I did the Adams concerto Century Rolls frequently for a few years and it was also played by some other pianists. The Rouse was also played in several places, Melinda Wagner’s only in New York and Toronto, The Song and Dance of Tears by Sheng was performed and also recorded by him. As I am getting older, I am not sure I will be able to play all of them again... (here the interviewer mutters: nonsense!!!).
Well, it is remarkable how many contemporary pieces you’ve played and especially when one very famous, admired by many, younger than you pianist, here to remain nameless, for years already shies away from learning new repertory...
I’d happily trade away all of those pieces to be able to play one or two works the way he plays!
What I also mean to say is that so many contemporary works are performed by the artists who commissioned them and then quickly disappear...
I think that we have to accept one lesson regarding contemporary music, whether difficult or easy. From every period of music, there are only a few pieces that survive. Take, for example, the fact that we have nine symphonies by Beethoven. In that same period of time, there were hundreds of similar works of which we have not heard a note. History is a very harsh judge. All I can do is to learn new works, perform them, and hope that they are good enough to survive.
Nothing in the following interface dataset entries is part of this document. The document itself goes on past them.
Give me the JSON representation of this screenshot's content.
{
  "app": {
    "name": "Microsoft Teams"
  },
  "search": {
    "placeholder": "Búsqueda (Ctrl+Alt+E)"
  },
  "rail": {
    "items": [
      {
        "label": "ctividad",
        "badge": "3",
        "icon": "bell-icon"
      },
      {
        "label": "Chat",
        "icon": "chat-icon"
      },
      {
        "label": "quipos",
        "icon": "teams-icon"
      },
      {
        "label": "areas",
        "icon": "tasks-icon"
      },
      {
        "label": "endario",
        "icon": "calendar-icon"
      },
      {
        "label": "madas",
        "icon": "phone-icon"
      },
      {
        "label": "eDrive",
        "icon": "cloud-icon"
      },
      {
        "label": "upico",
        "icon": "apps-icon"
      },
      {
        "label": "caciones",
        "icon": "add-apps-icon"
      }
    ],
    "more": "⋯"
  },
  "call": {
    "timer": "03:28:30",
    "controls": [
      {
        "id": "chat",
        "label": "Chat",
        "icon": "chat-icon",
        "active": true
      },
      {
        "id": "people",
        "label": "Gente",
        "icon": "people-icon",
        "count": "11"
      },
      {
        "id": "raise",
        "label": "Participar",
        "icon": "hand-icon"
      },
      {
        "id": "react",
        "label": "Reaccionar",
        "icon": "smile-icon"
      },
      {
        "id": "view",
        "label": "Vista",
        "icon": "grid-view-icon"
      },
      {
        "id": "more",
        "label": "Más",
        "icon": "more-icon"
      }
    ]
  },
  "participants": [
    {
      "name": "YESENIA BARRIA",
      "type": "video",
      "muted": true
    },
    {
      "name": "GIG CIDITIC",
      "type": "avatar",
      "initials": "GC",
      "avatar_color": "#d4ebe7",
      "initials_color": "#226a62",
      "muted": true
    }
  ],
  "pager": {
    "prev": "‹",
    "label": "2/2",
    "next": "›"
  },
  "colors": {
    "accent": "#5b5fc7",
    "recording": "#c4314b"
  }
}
That brings up another question concerning the expansion of one’s repertory. One way is to learn a work which you have heard someone else play, decide you like it and include it in your repertory. The problem with works where you end up being the first performer is that you never know what you will get and still you have to accept it.
With commissioned works, you have to accept the result. If you have respect for the composer, you will learn it even if you are not crazy about it.
Seems to me that the responsibility of performing new works is a little like spinach: it doesn’t always taste good, but it’s good for you.
True, but like spinach, new music may also be both: healthy and delicious.
Listening to you last night brought on a thought: this concerto seems to be a good pendant to Bernstein’s The Age of Anxiety; what do you think?
As we already said, Nali is very versatile and very much at home with the style of Berlin cabaret ala Kurt Weill, but also being a bass player, he has in him a strong influence of jazz, the way Bernstein did. Yes, there is a bit of that jazzy Bernstein...
... which perhaps Mr. Ax could add to his repertory and perhaps record it with the Gruber? Don’t you think it would be a good coupling?
Too difficult! I wouldn’t be able to learn it now. But perhaps Nali’s concerto, while being performed in Berlin, will be also recorded by their orchestra: they have that Digital Concert Hall, so probably...
I can’t wait to hear it close-up and I am sure Sir Simon will bring the best to his band. Thanks so much for your time and for sharing your thoughts on this music, and congratulations on a splendid and authoritative performance. I am sure it’s nice to realize that “my performance of Gruber is, for now at least, definitive!”
[Interview with Roman Markowicz]